- [Supplied data]:
'''

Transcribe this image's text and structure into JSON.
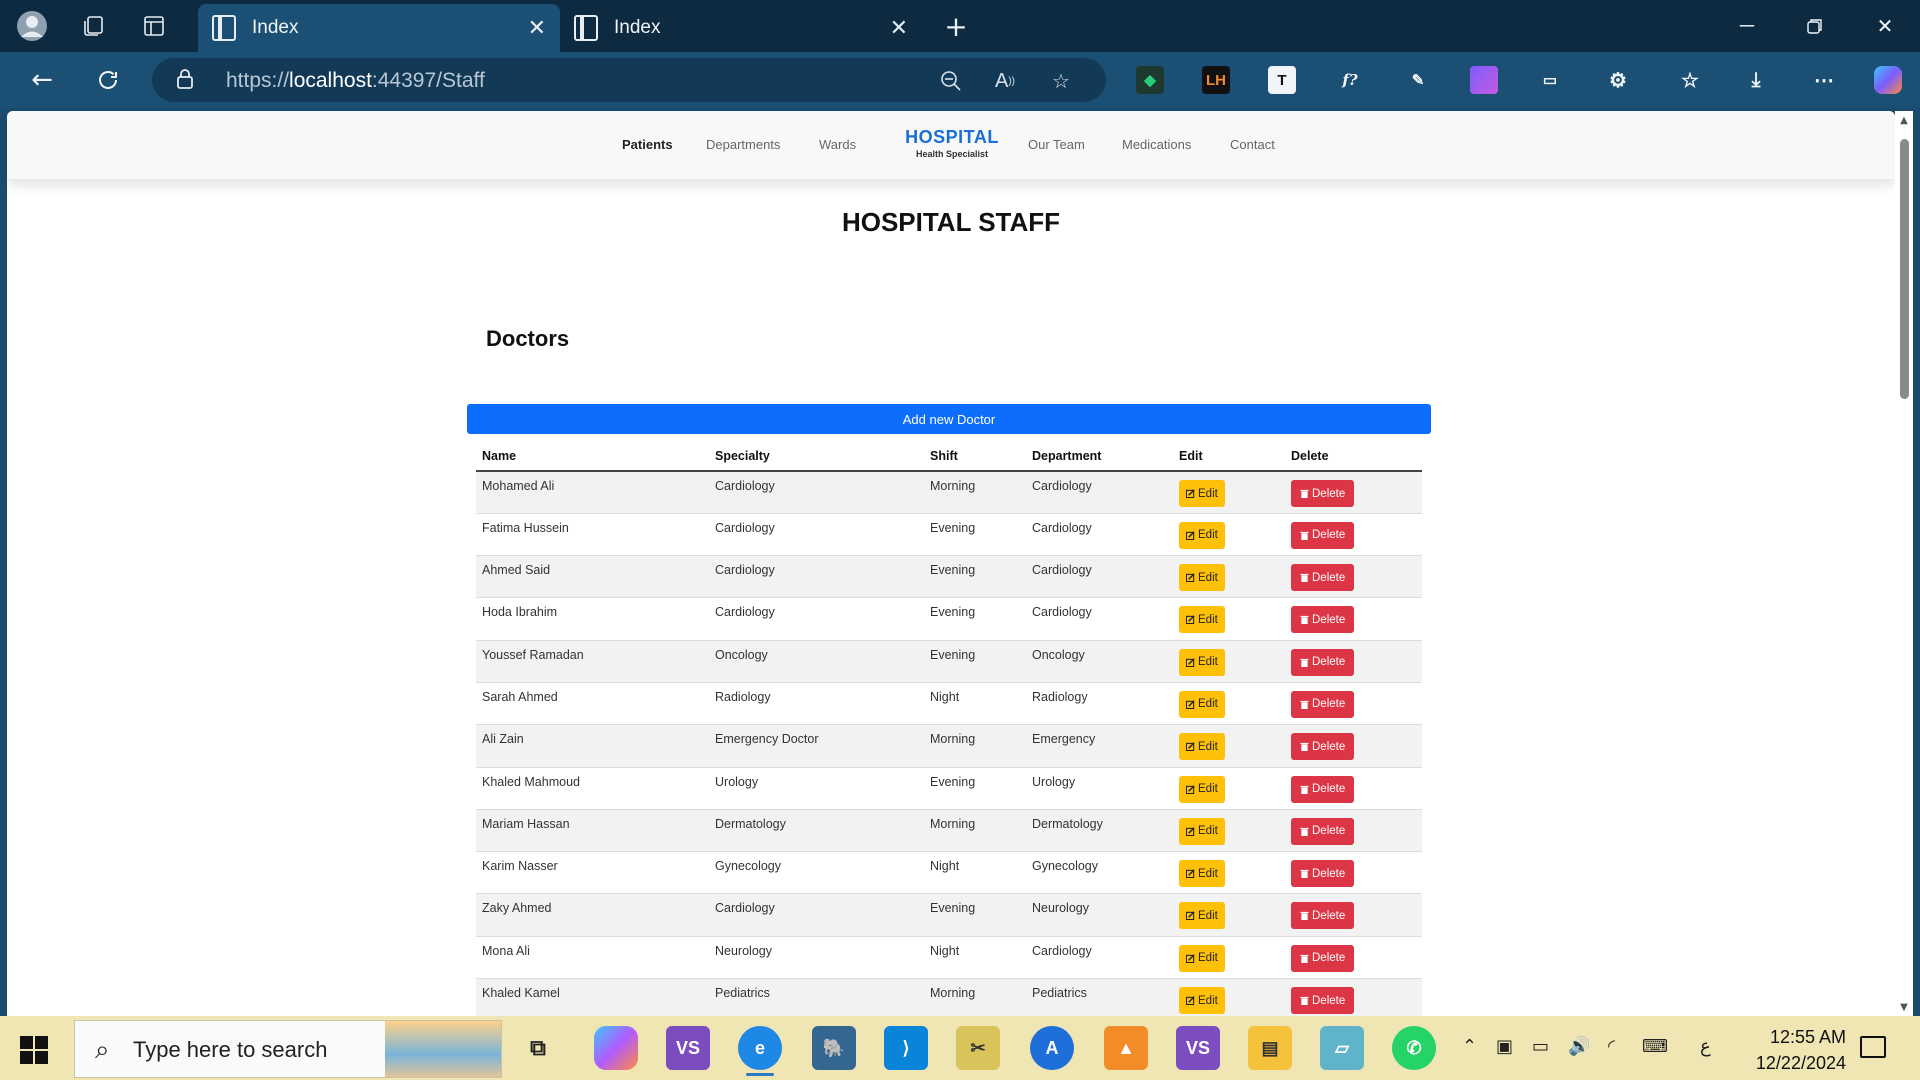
{
  "browser": {
    "tabs": [
      {
        "title": "Index",
        "active": true
      },
      {
        "title": "Index",
        "active": false
      }
    ],
    "url_prefix": "https://",
    "url_host": "localhost",
    "url_rest": ":44397/Staff"
  },
  "site": {
    "nav_left": [
      "Patients",
      "Departments",
      "Wards"
    ],
    "nav_right": [
      "Our Team",
      "Medications",
      "Contact"
    ],
    "brand_title": "HOSPITAL",
    "brand_subtitle": "Health Specialist"
  },
  "page": {
    "title": "HOSPITAL STAFF",
    "section_title": "Doctors",
    "add_button": "Add new Doctor"
  },
  "table": {
    "headers": [
      "Name",
      "Specialty",
      "Shift",
      "Department",
      "Edit",
      "Delete"
    ],
    "edit_label": "Edit",
    "delete_label": "Delete",
    "rows": [
      [
        "Mohamed Ali",
        "Cardiology",
        "Morning",
        "Cardiology"
      ],
      [
        "Fatima Hussein",
        "Cardiology",
        "Evening",
        "Cardiology"
      ],
      [
        "Ahmed Said",
        "Cardiology",
        "Evening",
        "Cardiology"
      ],
      [
        "Hoda Ibrahim",
        "Cardiology",
        "Evening",
        "Cardiology"
      ],
      [
        "Youssef Ramadan",
        "Oncology",
        "Evening",
        "Oncology"
      ],
      [
        "Sarah Ahmed",
        "Radiology",
        "Night",
        "Radiology"
      ],
      [
        "Ali Zain",
        "Emergency Doctor",
        "Morning",
        "Emergency"
      ],
      [
        "Khaled Mahmoud",
        "Urology",
        "Evening",
        "Urology"
      ],
      [
        "Mariam Hassan",
        "Dermatology",
        "Morning",
        "Dermatology"
      ],
      [
        "Karim Nasser",
        "Gynecology",
        "Night",
        "Gynecology"
      ],
      [
        "Zaky Ahmed",
        "Cardiology",
        "Evening",
        "Neurology"
      ],
      [
        "Mona Ali",
        "Neurology",
        "Night",
        "Cardiology"
      ],
      [
        "Khaled Kamel",
        "Pediatrics",
        "Morning",
        "Pediatrics"
      ]
    ]
  },
  "taskbar": {
    "search_placeholder": "Type here to search",
    "time": "12:55 AM",
    "date": "12/22/2024",
    "lang": "ع"
  },
  "colors": {
    "primary": "#0d6efd",
    "warning": "#ffc107",
    "danger": "#dc3545",
    "brand": "#1a6fd6"
  }
}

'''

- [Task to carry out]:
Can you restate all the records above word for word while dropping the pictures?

- [Your response]:
Transcribe this image's text and structure into JSON.
{
  "browser": {
    "tabs": [
      {
        "title": "Index",
        "active": true
      },
      {
        "title": "Index",
        "active": false
      }
    ],
    "url_prefix": "https://",
    "url_host": "localhost",
    "url_rest": ":44397/Staff"
  },
  "site": {
    "nav_left": [
      "Patients",
      "Departments",
      "Wards"
    ],
    "nav_right": [
      "Our Team",
      "Medications",
      "Contact"
    ],
    "brand_title": "HOSPITAL",
    "brand_subtitle": "Health Specialist"
  },
  "page": {
    "title": "HOSPITAL STAFF",
    "section_title": "Doctors",
    "add_button": "Add new Doctor"
  },
  "table": {
    "headers": [
      "Name",
      "Specialty",
      "Shift",
      "Department",
      "Edit",
      "Delete"
    ],
    "edit_label": "Edit",
    "delete_label": "Delete",
    "rows": [
      [
        "Mohamed Ali",
        "Cardiology",
        "Morning",
        "Cardiology"
      ],
      [
        "Fatima Hussein",
        "Cardiology",
        "Evening",
        "Cardiology"
      ],
      [
        "Ahmed Said",
        "Cardiology",
        "Evening",
        "Cardiology"
      ],
      [
        "Hoda Ibrahim",
        "Cardiology",
        "Evening",
        "Cardiology"
      ],
      [
        "Youssef Ramadan",
        "Oncology",
        "Evening",
        "Oncology"
      ],
      [
        "Sarah Ahmed",
        "Radiology",
        "Night",
        "Radiology"
      ],
      [
        "Ali Zain",
        "Emergency Doctor",
        "Morning",
        "Emergency"
      ],
      [
        "Khaled Mahmoud",
        "Urology",
        "Evening",
        "Urology"
      ],
      [
        "Mariam Hassan",
        "Dermatology",
        "Morning",
        "Dermatology"
      ],
      [
        "Karim Nasser",
        "Gynecology",
        "Night",
        "Gynecology"
      ],
      [
        "Zaky Ahmed",
        "Cardiology",
        "Evening",
        "Neurology"
      ],
      [
        "Mona Ali",
        "Neurology",
        "Night",
        "Cardiology"
      ],
      [
        "Khaled Kamel",
        "Pediatrics",
        "Morning",
        "Pediatrics"
      ]
    ]
  },
  "taskbar": {
    "search_placeholder": "Type here to search",
    "time": "12:55 AM",
    "date": "12/22/2024",
    "lang": "ع"
  },
  "colors": {
    "primary": "#0d6efd",
    "warning": "#ffc107",
    "danger": "#dc3545",
    "brand": "#1a6fd6"
  }
}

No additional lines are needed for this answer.